Social media platforms have a negative effect on women and how they view themselves. Body image is simply the way we identify ourselves when we look in the mirror and envision ourselves to look and act a specific way. We live in a culture were beauty and slimness are exceptionally esteemed for women especially through the media. Women with negative body image become regularly infatuated with parts of their body they disdain. The area of communication is interpersonal communication because women strive to look like people that they tend to see behind the screen and believe that this is the way they should look like.
In this paper, I will document how in our society today body dissatisfaction has become increasingly prevailing among women of all ages were the standards of beauty is wrongly accepted due to the immense amount of altering methods that grants users the option to manipulate photos.
Social media has become a major part of everyone’s lives, allowing us access to all information at our fingerprint.
The media has outlined and controlled what perfect should look like and influences the way women view themselves. As the normal standard of beauty turns out to be more unrealistic, countless women are changing themselves to acquire what they accept as the perfect body. Society has shown us that we ought to be skinnier or fit to be acknowledged in today’s world. “There is a mediated norm for body image in present-day culture, and it is characterized by bodies that are extremely thin.
This mediated thin-ideal is presented in mainstream media, and mainstream media are a source woman turn for information about how to look” (Hendriks & Burgoon, 2003). There are several studies that discuss and provide information on how the media affects body image issues in women. Social media platforms provide a negative body image. Women are more likely to develop body image issues because of contrasting themselves to social standards as depicted in online networking portrayals. Social networking sites such as Instagram offers users the chance to manipulate photos by using several techniques and numerous options to improve an image like using filters, brightness, or even change size or appearance of one’s body gestures. This availability has allowed women to post the most alluring pictures of themselves on social media sites and upgrade them to look like pictures which are regularly edited. “Altering digital imagery is now ubiquitous. People have come to expect it in the fashion and entertainment world, where airbrushing blemishes and wrinkles away is a routine” (Farid, 2009). This opportunity to edit images and exposure of manipulated images has a negative influence on body image of (women) giving them the chance to look like women they see on social media sites.

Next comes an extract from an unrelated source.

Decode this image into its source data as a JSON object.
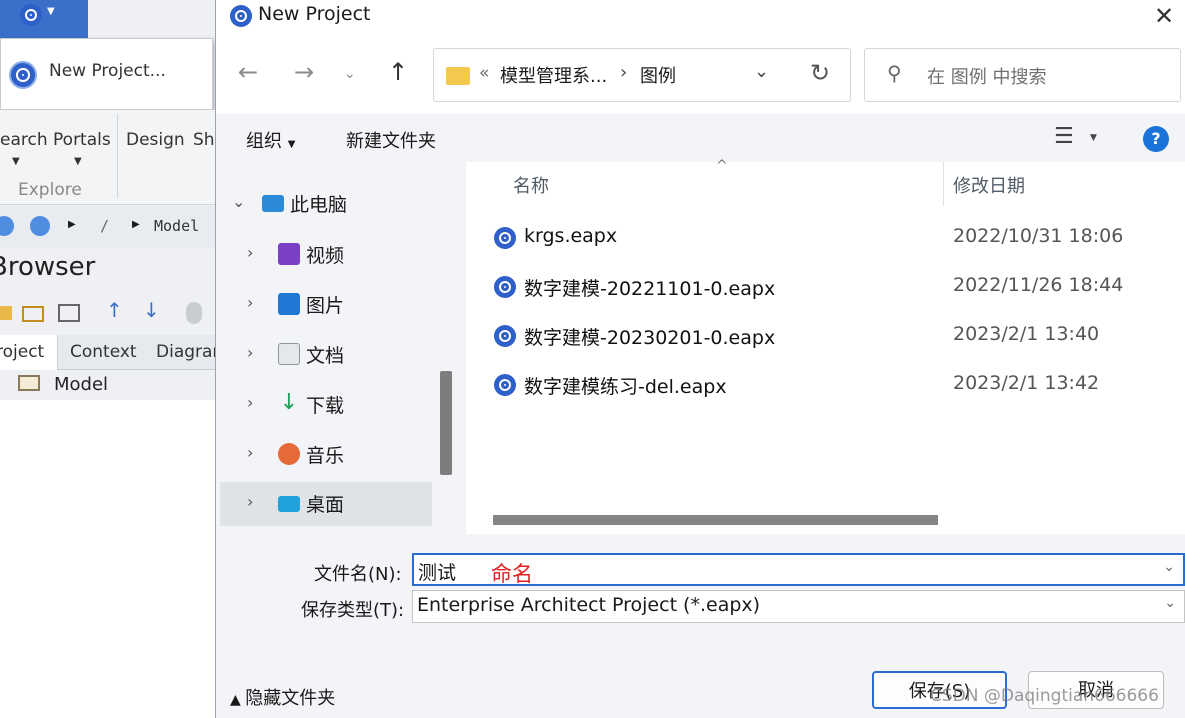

The Social Comparison Theory proposes that people are constantly evaluating themselves and do so by comparing themselves to others (Festinger, 1954). This could happen in a circumstance with bunches and individuals seen in media such as celebrities. The comparison of one’s self to others will, as a rule, result in one of two things; being either superior or more awful. Downward comparison happens when individuals compare themselves to somebody else and discover the other individual to be missing. Upward comparison, yet, is when individuals compare themselves to somebody else and discover themselves to be missing. “The process of social comparison may provide the mechanism by which exposure to media images induces negative effects. When women compare themselves to thin media figures while evaluating their own attractiveness and cannot match what is physically portrayed; body dissatisfaction can occur” (Tantleff-Dunn & Gokee, 2002). Women are not able to see how unlikely and unrealistic these measures are, she will probably work to get what is viewed as perfect by society. “In the recent years, online social networking has grown rapidly in popularity. Social networking sites, such as Facebook, Twitter, and many others, have become important among youths and also adults” (Boomen & Marianne wan den, 2009). Because of this regular exposure to social networking sites and streaming of the media, women are commonly presented with unrealistic ideals that they tend to take on to. Women’s exposure to media pictures is what they make every effort to look like as having the skinniest and fittest body. This vast exposure to media pressures women to be thin and therefore creates body dissatisfaction among women. “Dissatisfaction arises when heavy viewers begin to see this thin-ideal not only as realistic but also physically attainable” (Holstrom, 2004). Social media platforms are not realistic they tend to give access to users to represent the best you and post pictures that not the most realistic and sometimes don’t represent the real you. In addition to that, the internet is full of application that allows the user to place as many filters as they wish while completely changing the original picture.
Through the centuries women’s body continues to be unrealistic. Photoshop is widely used among women as technology continues to grow around the world and this has caused society’s idea of beauty to change. Most of the female actresses and models represented through social media are airbrushed and look extremely fake; they when models and actresses are represented through social media they are airbrushed and thinned out to look beautiful, but they end up looking fake. “Body dissatisfaction has been connected to media consumption in that media are often identified as sources women turn to for information about their physical appearance, and thin model and actresses are ostensibly the standards in current media” (Van Vonderen & Kinnally, 2012). Women tend to skim through social media daily following many female actresses or models even if they are not a huge fan of them, only to check out their body appearance.
Through my research, it is apparent that media has a negative and even harmful effect on women. How the media portrays images of girls as being skinny, ideal and fit causes women to feel a sense of dissatisfaction with their bodies. In our society today, we should strive to show that media platforms aren’t realistic at all and that most of the pictures we view on social media pass through different editing fazes until we choose the perfect one to post. People need to keep in mind and understand that not all images they view on social media platforms are realistic and that people should be true to oneself and present themselves as they are without having to be the “perfect you”.